_REQUIRED WORK_
The copy you return should hold every record below word for word and no images.

_Excerpts from an interface dataset_

⟨

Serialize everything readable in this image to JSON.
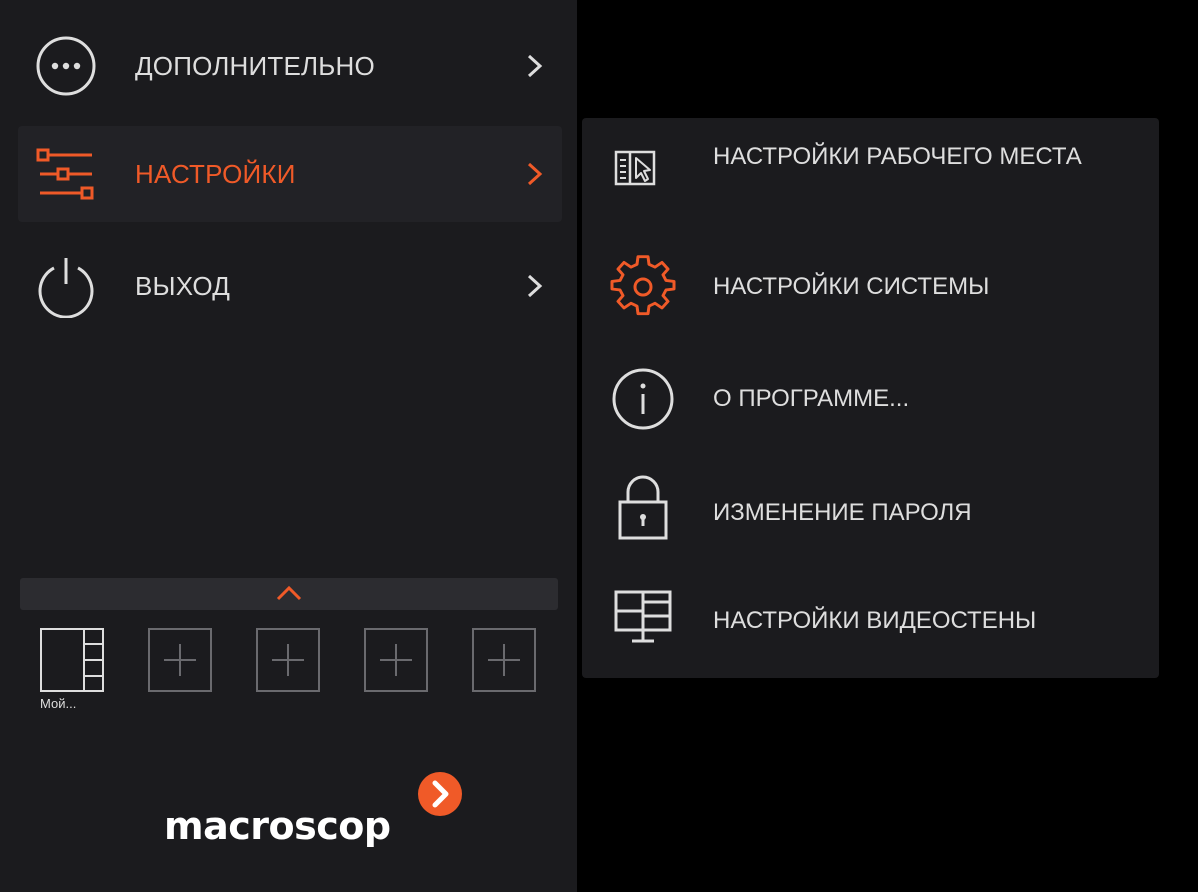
{
  "menu": {
    "items": [
      {
        "label": "ДОПОЛНИТЕЛЬНО",
        "icon": "more-icon"
      },
      {
        "label": "НАСТРОЙКИ",
        "icon": "sliders-icon",
        "active": true
      },
      {
        "label": "ВЫХОД",
        "icon": "power-icon"
      }
    ]
  },
  "layouts": {
    "first_caption": "Мой..."
  },
  "logo": {
    "text": "macroscop"
  },
  "submenu": {
    "items": [
      {
        "label": "НАСТРОЙКИ РАБОЧЕГО МЕСТА",
        "icon": "workplace-icon"
      },
      {
        "label": "НАСТРОЙКИ СИСТЕМЫ",
        "icon": "gear-icon",
        "highlight": true
      },
      {
        "label": "О ПРОГРАММЕ...",
        "icon": "info-icon"
      },
      {
        "label": "ИЗМЕНЕНИЕ ПАРОЛЯ",
        "icon": "lock-icon"
      },
      {
        "label": "НАСТРОЙКИ ВИДЕОСТЕНЫ",
        "icon": "videowall-icon"
      }
    ]
  },
  "colors": {
    "accent": "#f05a28",
    "panel": "#1b1b1e",
    "text": "#dedede"
  }
}
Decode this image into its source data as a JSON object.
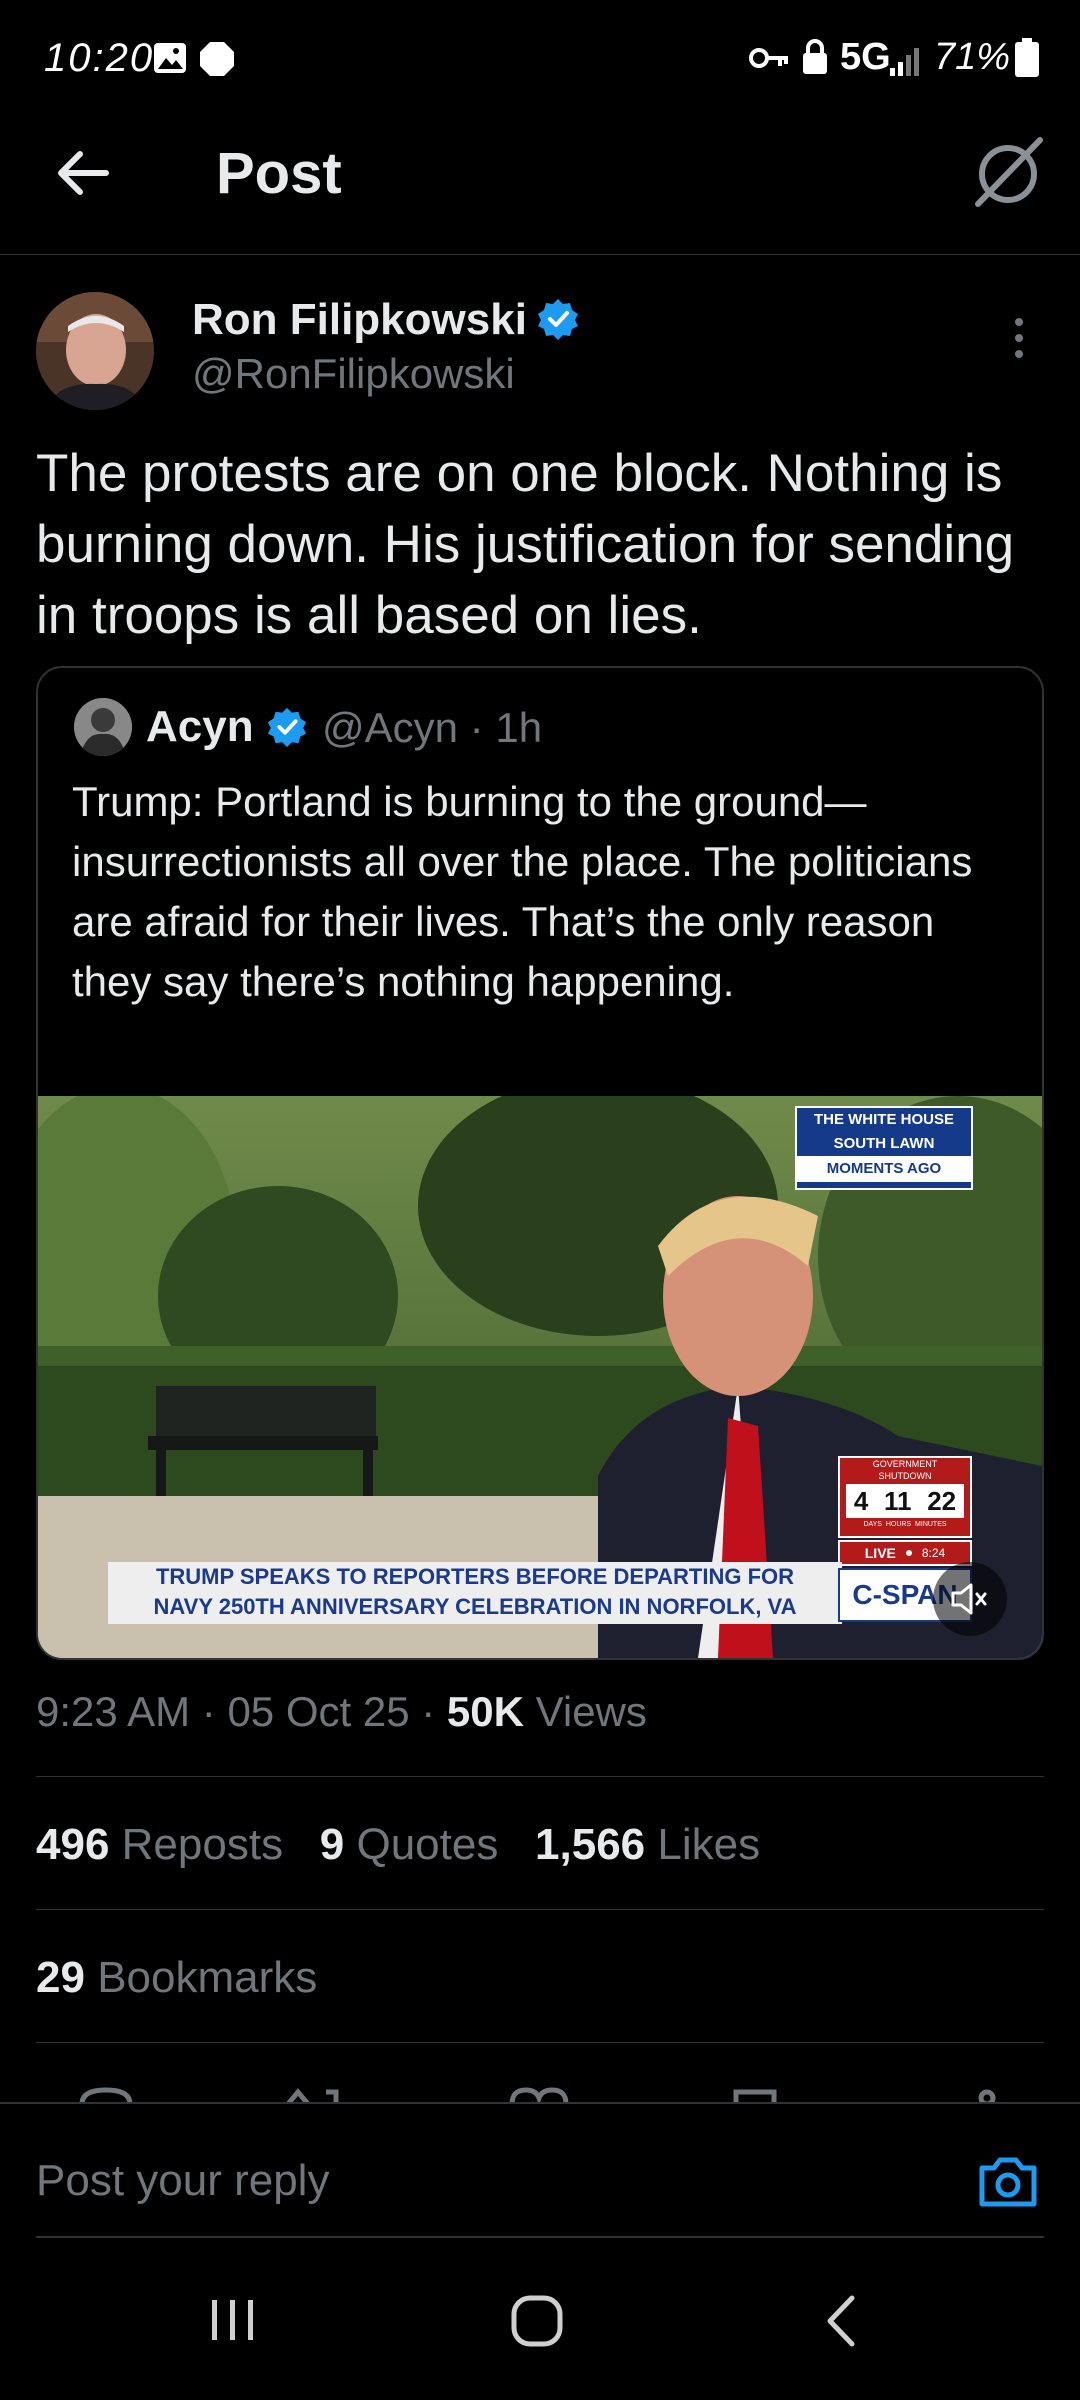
{
  "status_bar": {
    "time": "10:20",
    "network": "5G",
    "battery": "71%",
    "icons": [
      "gallery-icon",
      "notification-dot-icon",
      "vpn-key-icon",
      "lock-icon",
      "signal-icon",
      "battery-icon"
    ]
  },
  "header": {
    "title": "Post",
    "back_icon": "arrow-left-icon",
    "right_icon": "grok-icon"
  },
  "post": {
    "author_name": "Ron Filipkowski",
    "author_handle": "@RonFilipkowski",
    "verified": true,
    "text": "The protests are on one block. Nothing is burning down. His justification for sending in troops is all based on lies."
  },
  "quote": {
    "author_name": "Acyn",
    "author_handle": "@Acyn · 1h",
    "verified": true,
    "text": "Trump: Portland is burning to the ground—insurrectionists all over the place. The politicians are afraid for their lives. That’s the only reason they say there’s nothing happening."
  },
  "video": {
    "location_line1": "THE WHITE HOUSE",
    "location_line2": "SOUTH LAWN",
    "location_line3": "MOMENTS AGO",
    "shutdown_line1": "GOVERNMENT",
    "shutdown_line2": "SHUTDOWN",
    "shutdown_days": "4",
    "shutdown_hours": "11",
    "shutdown_minutes": "22",
    "shutdown_labels": "DAYS  HOURS  MINUTES",
    "live_label": "LIVE",
    "live_time": "8:24",
    "caption_line1": "TRUMP SPEAKS TO REPORTERS BEFORE DEPARTING FOR",
    "caption_line2": "NAVY 250TH ANNIVERSARY CELEBRATION IN NORFOLK, VA",
    "network_logo": "C-SPAN"
  },
  "meta": {
    "time": "9:23 AM",
    "date": "05 Oct 25",
    "views_count": "50K",
    "views_label": "Views"
  },
  "stats": {
    "reposts_count": "496",
    "reposts_label": "Reposts",
    "quotes_count": "9",
    "quotes_label": "Quotes",
    "likes_count": "1,566",
    "likes_label": "Likes",
    "bookmarks_count": "29",
    "bookmarks_label": "Bookmarks"
  },
  "reply": {
    "placeholder": "Post your reply"
  },
  "colors": {
    "background": "#000000",
    "text": "#e7e9ea",
    "muted": "#71767b",
    "accent": "#1d9bf0",
    "divider": "#2f3336"
  }
}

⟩

_RESULT OF THIS TASK_
Serialize everything readable in this image to JSON.
{
  "menu": {
    "items": [
      {
        "label": "ДОПОЛНИТЕЛЬНО",
        "icon": "more-icon"
      },
      {
        "label": "НАСТРОЙКИ",
        "icon": "sliders-icon",
        "active": true
      },
      {
        "label": "ВЫХОД",
        "icon": "power-icon"
      }
    ]
  },
  "layouts": {
    "first_caption": "Мой..."
  },
  "logo": {
    "text": "macroscop"
  },
  "submenu": {
    "items": [
      {
        "label": "НАСТРОЙКИ РАБОЧЕГО МЕСТА",
        "icon": "workplace-icon"
      },
      {
        "label": "НАСТРОЙКИ СИСТЕМЫ",
        "icon": "gear-icon",
        "highlight": true
      },
      {
        "label": "О ПРОГРАММЕ...",
        "icon": "info-icon"
      },
      {
        "label": "ИЗМЕНЕНИЕ ПАРОЛЯ",
        "icon": "lock-icon"
      },
      {
        "label": "НАСТРОЙКИ ВИДЕОСТЕНЫ",
        "icon": "videowall-icon"
      }
    ]
  },
  "colors": {
    "accent": "#f05a28",
    "panel": "#1b1b1e",
    "text": "#dedede"
  }
}
Decode this image into its source data as a JSON object.
{
  "status_bar": {
    "time": "10:20",
    "network": "5G",
    "battery": "71%",
    "icons": [
      "gallery-icon",
      "notification-dot-icon",
      "vpn-key-icon",
      "lock-icon",
      "signal-icon",
      "battery-icon"
    ]
  },
  "header": {
    "title": "Post",
    "back_icon": "arrow-left-icon",
    "right_icon": "grok-icon"
  },
  "post": {
    "author_name": "Ron Filipkowski",
    "author_handle": "@RonFilipkowski",
    "verified": true,
    "text": "The protests are on one block. Nothing is burning down. His justification for sending in troops is all based on lies."
  },
  "quote": {
    "author_name": "Acyn",
    "author_handle": "@Acyn · 1h",
    "verified": true,
    "text": "Trump: Portland is burning to the ground—insurrectionists all over the place. The politicians are afraid for their lives. That’s the only reason they say there’s nothing happening."
  },
  "video": {
    "location_line1": "THE WHITE HOUSE",
    "location_line2": "SOUTH LAWN",
    "location_line3": "MOMENTS AGO",
    "shutdown_line1": "GOVERNMENT",
    "shutdown_line2": "SHUTDOWN",
    "shutdown_days": "4",
    "shutdown_hours": "11",
    "shutdown_minutes": "22",
    "shutdown_labels": "DAYS  HOURS  MINUTES",
    "live_label": "LIVE",
    "live_time": "8:24",
    "caption_line1": "TRUMP SPEAKS TO REPORTERS BEFORE DEPARTING FOR",
    "caption_line2": "NAVY 250TH ANNIVERSARY CELEBRATION IN NORFOLK, VA",
    "network_logo": "C-SPAN"
  },
  "meta": {
    "time": "9:23 AM",
    "date": "05 Oct 25",
    "views_count": "50K",
    "views_label": "Views"
  },
  "stats": {
    "reposts_count": "496",
    "reposts_label": "Reposts",
    "quotes_count": "9",
    "quotes_label": "Quotes",
    "likes_count": "1,566",
    "likes_label": "Likes",
    "bookmarks_count": "29",
    "bookmarks_label": "Bookmarks"
  },
  "reply": {
    "placeholder": "Post your reply"
  },
  "colors": {
    "background": "#000000",
    "text": "#e7e9ea",
    "muted": "#71767b",
    "accent": "#1d9bf0",
    "divider": "#2f3336"
  }
}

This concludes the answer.